Also, another evaluation from Sokolov I found blurry is in the following variation:

1. d4 Nf6
2. c4 e6
3. Nc3 Bb4
4. e3 0-0
5. Bd3 d5
6. Ne2 dxc4
7. Bxc4 e5
8. 0-0 Nc6
9. a3 Bd6
10. d5 Ne7
11. Ng3

Sokolov goes on to discuss how this position resembles a certain line in the QGA shows us a line where White plays in style of that QGA line he showed us and shows us how Black is fine. But then he shows us three ways White can get an advantage after 11. ... Nf5 to exchange a set of Knights. Two of the White lines Sokolov shows us discusses ways to turn Black's ... c7 pawn into a permanent weakness but neglects to give the reader any coverage on the position after Black plays the spineless 11. ... c6 with the idea of stimulating exchanges along the d-file as well as avoiding the aforementioned ... c7 pawn weakness. But you can't really blame the author for covering depth when the database is made for the width.

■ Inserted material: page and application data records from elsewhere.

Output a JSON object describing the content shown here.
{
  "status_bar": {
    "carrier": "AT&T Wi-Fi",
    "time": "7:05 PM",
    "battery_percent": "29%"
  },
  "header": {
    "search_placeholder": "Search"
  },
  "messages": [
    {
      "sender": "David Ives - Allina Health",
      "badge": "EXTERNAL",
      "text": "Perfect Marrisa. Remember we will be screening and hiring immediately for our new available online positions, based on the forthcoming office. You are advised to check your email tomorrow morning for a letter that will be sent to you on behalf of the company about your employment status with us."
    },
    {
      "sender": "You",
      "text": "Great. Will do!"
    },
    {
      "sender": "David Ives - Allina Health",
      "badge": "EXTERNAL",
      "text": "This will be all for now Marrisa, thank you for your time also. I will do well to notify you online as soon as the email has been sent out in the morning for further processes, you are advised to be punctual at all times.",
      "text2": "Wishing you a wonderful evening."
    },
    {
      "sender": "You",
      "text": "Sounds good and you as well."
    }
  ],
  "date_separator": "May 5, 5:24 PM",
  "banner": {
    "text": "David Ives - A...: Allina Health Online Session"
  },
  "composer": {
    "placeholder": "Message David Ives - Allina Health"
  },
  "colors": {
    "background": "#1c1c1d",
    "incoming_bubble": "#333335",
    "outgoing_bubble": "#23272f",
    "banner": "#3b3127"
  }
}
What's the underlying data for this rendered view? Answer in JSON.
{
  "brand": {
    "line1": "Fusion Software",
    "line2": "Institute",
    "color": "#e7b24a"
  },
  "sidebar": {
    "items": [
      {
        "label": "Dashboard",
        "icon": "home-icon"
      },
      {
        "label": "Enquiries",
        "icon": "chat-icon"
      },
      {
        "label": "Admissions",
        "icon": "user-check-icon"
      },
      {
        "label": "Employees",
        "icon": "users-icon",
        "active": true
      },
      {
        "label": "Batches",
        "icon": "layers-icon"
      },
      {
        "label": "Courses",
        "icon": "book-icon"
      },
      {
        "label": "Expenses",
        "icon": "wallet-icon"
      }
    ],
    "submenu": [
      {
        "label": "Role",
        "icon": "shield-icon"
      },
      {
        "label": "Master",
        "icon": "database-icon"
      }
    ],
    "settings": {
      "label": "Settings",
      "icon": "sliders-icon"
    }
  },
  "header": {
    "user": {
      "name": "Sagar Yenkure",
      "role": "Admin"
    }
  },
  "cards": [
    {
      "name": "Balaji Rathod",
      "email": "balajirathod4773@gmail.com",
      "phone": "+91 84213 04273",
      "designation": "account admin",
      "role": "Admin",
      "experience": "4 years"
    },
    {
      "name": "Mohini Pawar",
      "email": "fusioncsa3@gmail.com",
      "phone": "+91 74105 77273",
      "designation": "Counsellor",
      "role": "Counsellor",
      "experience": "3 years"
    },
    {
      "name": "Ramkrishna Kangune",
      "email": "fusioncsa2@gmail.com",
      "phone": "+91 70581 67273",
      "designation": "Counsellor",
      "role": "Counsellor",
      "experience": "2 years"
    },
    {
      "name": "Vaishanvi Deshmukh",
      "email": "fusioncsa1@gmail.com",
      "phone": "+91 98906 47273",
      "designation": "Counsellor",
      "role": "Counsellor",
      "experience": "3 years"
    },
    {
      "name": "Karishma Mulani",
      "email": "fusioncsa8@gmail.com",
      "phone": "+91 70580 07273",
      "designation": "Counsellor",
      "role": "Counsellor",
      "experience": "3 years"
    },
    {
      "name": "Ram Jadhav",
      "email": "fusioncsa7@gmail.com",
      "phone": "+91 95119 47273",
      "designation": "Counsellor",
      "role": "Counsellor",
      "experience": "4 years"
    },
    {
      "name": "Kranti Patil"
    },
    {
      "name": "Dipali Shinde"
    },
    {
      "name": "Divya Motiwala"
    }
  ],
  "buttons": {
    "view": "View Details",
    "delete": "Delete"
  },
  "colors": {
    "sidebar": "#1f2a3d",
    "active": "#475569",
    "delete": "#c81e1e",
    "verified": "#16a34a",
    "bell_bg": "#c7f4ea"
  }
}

His work on lines where White plays 5. Ne2 (Reshevsky variation) was very well written. He shows his readers why White should play c5 against 4. e3 c5 and why c5 doesn't work against 4. e3 0-0. Against 4. e3 0-0, he recommends that White play either lines with cxd5 in order to fix the structure and Fianchetto or lines with Ng3.

Still despite my very mixed feelings about this book I also felt that this might be one of Sokolov's weakest works but definitely better than his book on the 4. Qc2 Nimzo Indian. I was quite impressed by his book on the Ruy Lopez and his Pawn Structure book which were pretty much recent. I would also say that it is slightly better than Carsten Hansen's book on the 4. e3 Nimzo (although typical of Gambit Publications, it was easier to scour for specific lines in the Hansen book), but isn't on top of it in the width analysis department, but definitely beats Hansen's book in prose and depth of analysis. But I hope takes his time on his next book on the Nimzo-Indian Samisch because this book could have been flawless. Original analysis? Tons, but will be hard to sift through, but it's the insight that makes this book swell to work with.

This book is definitely worth a Nimzo-Indian player's money if he/she plays either side of the Rubinstein. Sokolov annotates a lot of the lines in the notes as well as his main lines but if you don't mind working hard on trying to sift through this tome, you will most indefinitely be rewarded. At first I found this book to be very hard to go through due to the specific nature of the prose in the main line and the notes. But with an opening book like this, it's best if the reader takes one's time on this book rather than plowing through a book from the "Move by Move" series. But once you get used to the content, I suspect that this book will have quite a long shelf life. But reader beware, get this book only if there is a specific handling of the Rubinstein for White that you would like to get coverage for because Sokolov will basically recommend his entire book to you to go through until you find something (which also works, I guess) unless you have a good idea of what you want to do in this complex.

But the one thing that would have made this book a perfect five stars would be the structure. The book is written in a strange quasi-full games format which actually makes this book very hard to use because of it's width and depth. I think a variation tree format or multiple games per chapter format would make this book a lot more user friendly because he would just cite a transposition in the notes into another line under two players which requires me to flip back 3-4 pages and actually find that specific line under another note.

Anyways, sorry this review was so hard to read. I will definitely come back and re-structure this review some time soon.
0 von 1 Kunden fanden die folgende Rezension hilfreich
Bad format. 25. März 2014
Von Mr. Michael C. McGee - Veröffentlicht auf Amazon.com
Format: Taschenbuch
The information in this book is no doubt useful, if you can wade through the confusing format. There is analysis that starts on say move 11, but the stem game is two pages back. It is all over the shop.
Waren diese Rezensionen hilfreich? Wir wollen von Ihnen hören.